Problem statement: In the records below, find each line containing the word "icon" and copy it.

Data to examine:
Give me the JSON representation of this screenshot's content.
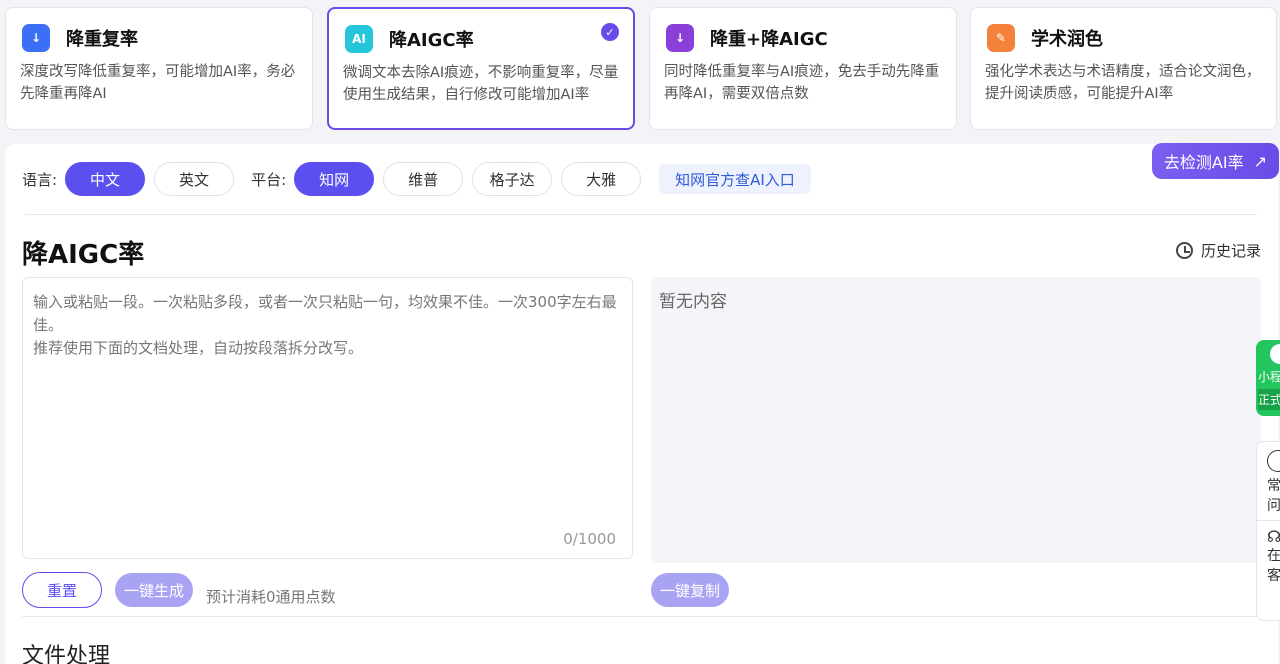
{
  "cards": [
    {
      "title": "降重复率",
      "desc": "深度改写降低重复率，可能增加AI率，务必先降重再降AI",
      "icon": "document-down-icon",
      "color": "#3b6ff5"
    },
    {
      "title": "降AIGC率",
      "desc": "微调文本去除AI痕迹，不影响重复率，尽量使用生成结果，自行修改可能增加AI率",
      "icon": "ai-document-icon",
      "color": "#26c6da",
      "selected": true
    },
    {
      "title": "降重+降AIGC",
      "desc": "同时降低重复率与AI痕迹，免去手动先降重再降AI，需要双倍点数",
      "icon": "combined-document-icon",
      "color": "#8b3fd9"
    },
    {
      "title": "学术润色",
      "desc": "强化学术表达与术语精度，适合论文润色，提升阅读质感，可能提升AI率",
      "icon": "polish-pen-icon",
      "color": "#f5823b"
    }
  ],
  "filters": {
    "language_label": "语言:",
    "languages": [
      "中文",
      "英文"
    ],
    "platform_label": "平台:",
    "platforms": [
      "知网",
      "维普",
      "格子达",
      "大雅"
    ],
    "official_link": "知网官方查AI入口"
  },
  "detect_button": "去检测AI率",
  "page_title": "降AIGC率",
  "history_label": "历史记录",
  "input": {
    "placeholder_line1": "输入或粘贴一段。一次粘贴多段，或者一次只粘贴一句，均效果不佳。一次300字左右最佳。",
    "placeholder_line2": "推荐使用下面的文档处理，自动按段落拆分改写。",
    "counter": "0/1000"
  },
  "output": {
    "empty_text": "暂无内容"
  },
  "actions": {
    "reset": "重置",
    "generate": "一键生成",
    "cost": "预计消耗0通用点数",
    "copy": "一键复制"
  },
  "section_title": "文件处理",
  "side": {
    "mini_label": "小程",
    "mini_tag": "正式",
    "faq": "常问",
    "service": "在客"
  }
}
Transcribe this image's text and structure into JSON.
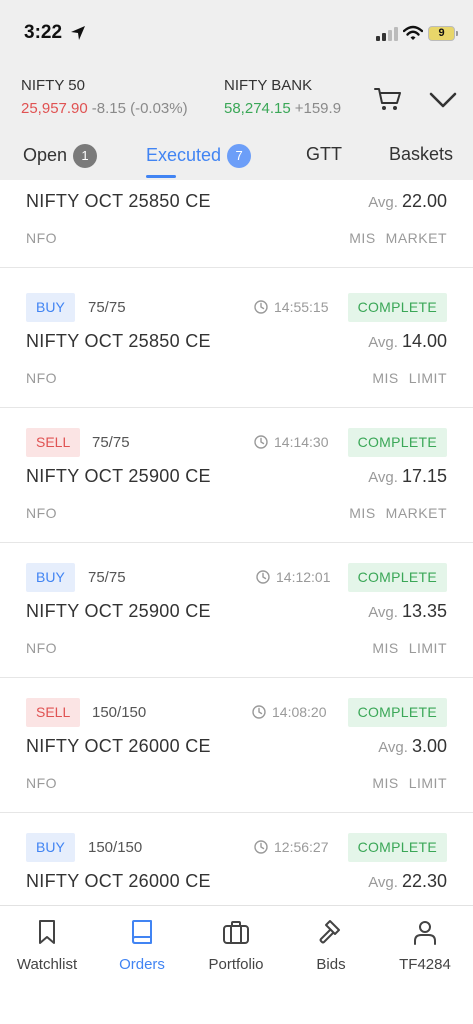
{
  "status_bar": {
    "time": "3:22",
    "battery": "9"
  },
  "ticker": {
    "index1": {
      "name": "NIFTY 50",
      "price": "25,957.90",
      "change": "-8.15 (-0.03%)"
    },
    "index2": {
      "name": "NIFTY BANK",
      "price": "58,274.15",
      "change": "+159.9"
    }
  },
  "tabs": {
    "open": {
      "label": "Open",
      "count": "1"
    },
    "executed": {
      "label": "Executed",
      "count": "7"
    },
    "gtt": {
      "label": "GTT"
    },
    "baskets": {
      "label": "Baskets"
    }
  },
  "orders": [
    {
      "instrument": "NIFTY OCT 25850 CE",
      "avg_label": "Avg.",
      "avg": "22.00",
      "exchange": "NFO",
      "product": "MIS",
      "order_type": "MARKET"
    },
    {
      "side": "BUY",
      "qty": "75/75",
      "time": "14:55:15",
      "status": "COMPLETE",
      "instrument": "NIFTY OCT 25850 CE",
      "avg_label": "Avg.",
      "avg": "14.00",
      "exchange": "NFO",
      "product": "MIS",
      "order_type": "LIMIT"
    },
    {
      "side": "SELL",
      "qty": "75/75",
      "time": "14:14:30",
      "status": "COMPLETE",
      "instrument": "NIFTY OCT 25900 CE",
      "avg_label": "Avg.",
      "avg": "17.15",
      "exchange": "NFO",
      "product": "MIS",
      "order_type": "MARKET"
    },
    {
      "side": "BUY",
      "qty": "75/75",
      "time": "14:12:01",
      "status": "COMPLETE",
      "instrument": "NIFTY OCT 25900 CE",
      "avg_label": "Avg.",
      "avg": "13.35",
      "exchange": "NFO",
      "product": "MIS",
      "order_type": "LIMIT"
    },
    {
      "side": "SELL",
      "qty": "150/150",
      "time": "14:08:20",
      "status": "COMPLETE",
      "instrument": "NIFTY OCT 26000 CE",
      "avg_label": "Avg.",
      "avg": "3.00",
      "exchange": "NFO",
      "product": "MIS",
      "order_type": "LIMIT"
    },
    {
      "side": "BUY",
      "qty": "150/150",
      "time": "12:56:27",
      "status": "COMPLETE",
      "instrument": "NIFTY OCT 26000 CE",
      "avg_label": "Avg.",
      "avg": "22.30"
    }
  ],
  "bottom_nav": {
    "watchlist": "Watchlist",
    "orders": "Orders",
    "portfolio": "Portfolio",
    "bids": "Bids",
    "account": "TF4284"
  },
  "colors": {
    "accent": "#4184f3",
    "buy": "#4184f3",
    "sell": "#e05252",
    "complete": "#3aa757"
  }
}
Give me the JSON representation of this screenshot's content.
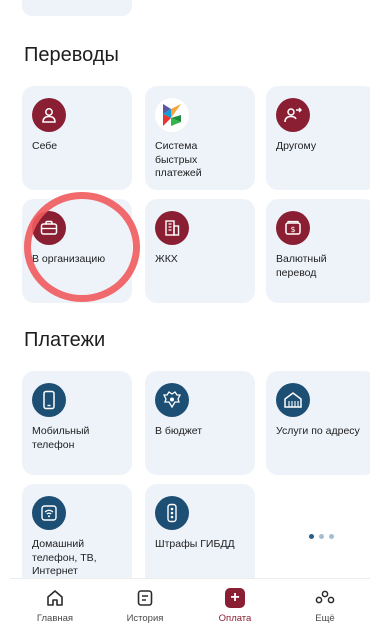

Your solution:
      "icon": "document-down-icon",
      "icon": "ai-document-icon",
      "icon": "combined-document-icon",
      "icon": "polish-pen-icon",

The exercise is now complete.